Segment Open

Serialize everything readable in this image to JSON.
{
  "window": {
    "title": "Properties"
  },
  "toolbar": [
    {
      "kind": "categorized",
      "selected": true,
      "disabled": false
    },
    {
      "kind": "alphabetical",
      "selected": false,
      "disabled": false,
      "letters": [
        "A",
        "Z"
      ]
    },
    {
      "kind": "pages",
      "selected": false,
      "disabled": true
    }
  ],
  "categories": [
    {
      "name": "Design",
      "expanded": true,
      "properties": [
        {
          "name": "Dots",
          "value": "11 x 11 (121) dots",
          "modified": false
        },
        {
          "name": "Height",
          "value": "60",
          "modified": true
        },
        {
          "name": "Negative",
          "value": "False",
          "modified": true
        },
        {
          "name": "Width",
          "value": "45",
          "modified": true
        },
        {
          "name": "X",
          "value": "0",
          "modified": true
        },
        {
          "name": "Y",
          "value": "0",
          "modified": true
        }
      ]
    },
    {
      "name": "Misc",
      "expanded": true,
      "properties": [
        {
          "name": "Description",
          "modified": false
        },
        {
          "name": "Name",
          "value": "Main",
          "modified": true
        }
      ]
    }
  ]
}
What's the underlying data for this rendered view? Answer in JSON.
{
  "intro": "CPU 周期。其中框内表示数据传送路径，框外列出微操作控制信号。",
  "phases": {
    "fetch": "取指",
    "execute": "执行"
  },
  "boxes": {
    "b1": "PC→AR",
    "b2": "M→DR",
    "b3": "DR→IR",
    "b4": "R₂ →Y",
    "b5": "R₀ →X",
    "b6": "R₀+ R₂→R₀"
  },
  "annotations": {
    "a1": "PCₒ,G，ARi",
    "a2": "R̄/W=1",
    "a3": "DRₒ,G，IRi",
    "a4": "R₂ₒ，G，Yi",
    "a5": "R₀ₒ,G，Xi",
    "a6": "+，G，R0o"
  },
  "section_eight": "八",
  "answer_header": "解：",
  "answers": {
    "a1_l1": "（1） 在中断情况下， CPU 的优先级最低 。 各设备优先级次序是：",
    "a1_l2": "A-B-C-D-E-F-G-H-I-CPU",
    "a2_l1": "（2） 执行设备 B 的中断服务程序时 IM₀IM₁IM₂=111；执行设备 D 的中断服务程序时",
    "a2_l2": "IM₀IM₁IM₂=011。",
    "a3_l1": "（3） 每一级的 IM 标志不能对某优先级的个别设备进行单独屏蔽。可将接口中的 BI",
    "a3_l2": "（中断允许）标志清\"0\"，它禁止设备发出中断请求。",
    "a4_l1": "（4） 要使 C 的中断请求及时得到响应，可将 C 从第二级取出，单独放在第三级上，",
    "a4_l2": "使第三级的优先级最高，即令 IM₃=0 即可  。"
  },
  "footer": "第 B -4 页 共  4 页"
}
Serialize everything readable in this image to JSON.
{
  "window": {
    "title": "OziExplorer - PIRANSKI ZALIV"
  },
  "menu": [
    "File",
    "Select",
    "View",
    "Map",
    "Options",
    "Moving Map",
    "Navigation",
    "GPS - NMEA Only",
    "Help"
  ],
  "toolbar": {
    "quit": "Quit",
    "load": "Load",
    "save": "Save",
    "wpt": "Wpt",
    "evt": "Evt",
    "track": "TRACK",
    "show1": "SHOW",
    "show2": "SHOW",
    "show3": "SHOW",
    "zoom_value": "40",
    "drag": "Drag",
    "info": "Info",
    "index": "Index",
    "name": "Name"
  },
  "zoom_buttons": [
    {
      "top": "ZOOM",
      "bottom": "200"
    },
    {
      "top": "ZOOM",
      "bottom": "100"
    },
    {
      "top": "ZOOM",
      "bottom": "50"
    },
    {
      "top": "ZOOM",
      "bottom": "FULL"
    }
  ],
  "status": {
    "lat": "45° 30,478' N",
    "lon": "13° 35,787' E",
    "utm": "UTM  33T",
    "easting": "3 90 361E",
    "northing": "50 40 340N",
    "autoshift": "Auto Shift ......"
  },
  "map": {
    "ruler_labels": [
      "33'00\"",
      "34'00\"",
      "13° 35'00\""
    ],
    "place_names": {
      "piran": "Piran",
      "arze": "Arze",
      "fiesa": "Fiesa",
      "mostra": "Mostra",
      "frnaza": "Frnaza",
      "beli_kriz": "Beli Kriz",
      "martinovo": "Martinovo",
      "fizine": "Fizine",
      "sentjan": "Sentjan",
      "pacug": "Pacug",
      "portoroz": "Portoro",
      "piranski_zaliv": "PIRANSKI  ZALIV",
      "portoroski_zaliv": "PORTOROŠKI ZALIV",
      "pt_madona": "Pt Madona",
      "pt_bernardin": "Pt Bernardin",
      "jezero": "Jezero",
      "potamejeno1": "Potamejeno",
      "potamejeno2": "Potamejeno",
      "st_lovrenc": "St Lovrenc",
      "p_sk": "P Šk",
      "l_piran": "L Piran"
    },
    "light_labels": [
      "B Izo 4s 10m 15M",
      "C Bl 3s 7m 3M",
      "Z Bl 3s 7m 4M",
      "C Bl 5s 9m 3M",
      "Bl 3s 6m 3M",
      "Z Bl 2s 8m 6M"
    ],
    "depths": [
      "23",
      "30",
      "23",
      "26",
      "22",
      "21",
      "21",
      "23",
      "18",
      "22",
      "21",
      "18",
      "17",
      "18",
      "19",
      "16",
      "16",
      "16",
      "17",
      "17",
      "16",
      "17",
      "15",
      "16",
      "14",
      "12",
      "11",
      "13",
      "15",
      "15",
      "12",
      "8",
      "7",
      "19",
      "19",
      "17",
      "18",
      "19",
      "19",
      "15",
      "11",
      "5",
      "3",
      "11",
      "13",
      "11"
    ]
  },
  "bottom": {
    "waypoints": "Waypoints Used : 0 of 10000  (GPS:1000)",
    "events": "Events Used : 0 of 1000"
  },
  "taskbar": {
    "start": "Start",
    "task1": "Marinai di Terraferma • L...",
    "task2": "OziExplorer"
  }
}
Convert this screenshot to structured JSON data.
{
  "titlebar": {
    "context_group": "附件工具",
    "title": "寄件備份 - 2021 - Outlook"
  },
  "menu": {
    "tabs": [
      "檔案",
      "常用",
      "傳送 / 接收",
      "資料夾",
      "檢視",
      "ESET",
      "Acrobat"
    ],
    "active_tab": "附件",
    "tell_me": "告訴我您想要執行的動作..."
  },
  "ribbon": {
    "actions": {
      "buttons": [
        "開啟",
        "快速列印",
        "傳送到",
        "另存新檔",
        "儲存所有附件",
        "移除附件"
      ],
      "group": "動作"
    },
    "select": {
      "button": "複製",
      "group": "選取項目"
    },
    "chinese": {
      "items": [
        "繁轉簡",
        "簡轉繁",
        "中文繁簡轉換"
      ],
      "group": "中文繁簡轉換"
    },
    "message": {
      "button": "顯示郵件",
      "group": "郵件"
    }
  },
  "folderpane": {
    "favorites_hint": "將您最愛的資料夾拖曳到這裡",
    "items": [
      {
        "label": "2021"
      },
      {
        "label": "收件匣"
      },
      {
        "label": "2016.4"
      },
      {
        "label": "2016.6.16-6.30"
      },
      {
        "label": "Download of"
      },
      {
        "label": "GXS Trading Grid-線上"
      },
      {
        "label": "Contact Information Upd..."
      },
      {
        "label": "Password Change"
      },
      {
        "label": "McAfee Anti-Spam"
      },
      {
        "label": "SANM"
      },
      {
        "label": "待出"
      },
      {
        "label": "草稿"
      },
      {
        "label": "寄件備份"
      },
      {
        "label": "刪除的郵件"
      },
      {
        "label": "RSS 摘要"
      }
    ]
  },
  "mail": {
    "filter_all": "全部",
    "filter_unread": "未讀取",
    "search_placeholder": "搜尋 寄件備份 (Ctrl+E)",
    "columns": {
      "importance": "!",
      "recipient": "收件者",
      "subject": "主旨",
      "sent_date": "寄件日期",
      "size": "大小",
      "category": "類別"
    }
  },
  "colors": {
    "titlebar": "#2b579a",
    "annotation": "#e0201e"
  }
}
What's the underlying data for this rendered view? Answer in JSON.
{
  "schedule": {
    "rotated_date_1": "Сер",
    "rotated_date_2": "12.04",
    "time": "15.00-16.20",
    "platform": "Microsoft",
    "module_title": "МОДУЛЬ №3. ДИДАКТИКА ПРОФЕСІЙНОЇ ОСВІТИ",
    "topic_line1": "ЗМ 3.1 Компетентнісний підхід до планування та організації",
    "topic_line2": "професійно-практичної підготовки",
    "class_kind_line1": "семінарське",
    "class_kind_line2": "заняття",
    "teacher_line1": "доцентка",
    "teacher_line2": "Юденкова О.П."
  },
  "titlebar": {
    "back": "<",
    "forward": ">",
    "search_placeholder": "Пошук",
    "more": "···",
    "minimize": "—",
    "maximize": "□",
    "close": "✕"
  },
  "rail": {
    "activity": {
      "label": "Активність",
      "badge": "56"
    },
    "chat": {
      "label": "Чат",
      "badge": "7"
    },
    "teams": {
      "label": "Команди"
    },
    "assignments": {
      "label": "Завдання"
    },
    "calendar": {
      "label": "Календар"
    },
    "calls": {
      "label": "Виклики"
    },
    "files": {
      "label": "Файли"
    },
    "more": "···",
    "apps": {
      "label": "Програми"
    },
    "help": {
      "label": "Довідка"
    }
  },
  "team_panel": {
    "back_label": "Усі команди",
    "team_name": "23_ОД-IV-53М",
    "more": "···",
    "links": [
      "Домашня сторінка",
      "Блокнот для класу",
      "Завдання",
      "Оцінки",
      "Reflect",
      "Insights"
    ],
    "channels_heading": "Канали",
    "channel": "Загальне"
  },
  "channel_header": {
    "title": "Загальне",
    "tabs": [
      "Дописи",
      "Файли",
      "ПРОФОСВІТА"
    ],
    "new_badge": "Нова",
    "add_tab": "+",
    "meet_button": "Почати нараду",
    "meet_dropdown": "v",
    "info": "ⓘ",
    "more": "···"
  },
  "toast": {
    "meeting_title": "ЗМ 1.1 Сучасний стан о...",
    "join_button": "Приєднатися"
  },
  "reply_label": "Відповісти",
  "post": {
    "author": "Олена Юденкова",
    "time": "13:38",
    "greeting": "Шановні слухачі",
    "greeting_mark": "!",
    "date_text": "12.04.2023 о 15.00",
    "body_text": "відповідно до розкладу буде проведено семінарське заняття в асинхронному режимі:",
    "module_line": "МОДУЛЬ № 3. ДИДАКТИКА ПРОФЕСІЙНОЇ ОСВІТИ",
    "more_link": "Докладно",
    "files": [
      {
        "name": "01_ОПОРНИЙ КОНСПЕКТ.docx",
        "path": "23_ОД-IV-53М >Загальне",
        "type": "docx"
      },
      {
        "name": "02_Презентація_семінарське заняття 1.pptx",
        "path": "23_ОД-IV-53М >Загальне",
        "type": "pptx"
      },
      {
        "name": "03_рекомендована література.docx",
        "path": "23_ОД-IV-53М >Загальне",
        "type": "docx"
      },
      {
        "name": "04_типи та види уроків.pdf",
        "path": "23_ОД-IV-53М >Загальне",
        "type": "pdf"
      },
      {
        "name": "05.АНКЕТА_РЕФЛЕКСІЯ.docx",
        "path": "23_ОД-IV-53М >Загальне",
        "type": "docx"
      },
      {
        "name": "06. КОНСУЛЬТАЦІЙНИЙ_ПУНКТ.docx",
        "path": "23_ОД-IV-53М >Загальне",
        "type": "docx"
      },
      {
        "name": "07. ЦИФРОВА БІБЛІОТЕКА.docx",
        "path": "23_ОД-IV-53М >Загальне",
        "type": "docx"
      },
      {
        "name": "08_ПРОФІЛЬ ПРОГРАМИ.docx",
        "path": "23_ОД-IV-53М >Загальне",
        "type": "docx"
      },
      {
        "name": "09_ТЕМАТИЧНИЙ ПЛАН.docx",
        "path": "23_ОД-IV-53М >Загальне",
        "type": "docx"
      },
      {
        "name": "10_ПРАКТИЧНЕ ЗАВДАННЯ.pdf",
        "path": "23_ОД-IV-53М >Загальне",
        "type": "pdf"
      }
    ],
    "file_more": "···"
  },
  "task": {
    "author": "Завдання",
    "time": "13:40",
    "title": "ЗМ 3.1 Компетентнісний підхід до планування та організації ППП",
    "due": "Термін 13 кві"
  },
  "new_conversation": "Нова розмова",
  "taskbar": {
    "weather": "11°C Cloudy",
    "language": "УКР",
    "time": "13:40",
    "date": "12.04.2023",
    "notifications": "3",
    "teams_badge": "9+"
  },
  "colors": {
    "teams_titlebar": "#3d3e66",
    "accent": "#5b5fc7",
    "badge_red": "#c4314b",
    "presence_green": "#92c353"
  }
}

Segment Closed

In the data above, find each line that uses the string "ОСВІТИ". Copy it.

▶ Written answer:
    "module_title": "МОДУЛЬ №3. ДИДАКТИКА ПРОФЕСІЙНОЇ ОСВІТИ",
    "module_line": "МОДУЛЬ № 3. ДИДАКТИКА ПРОФЕСІЙНОЇ ОСВІТИ",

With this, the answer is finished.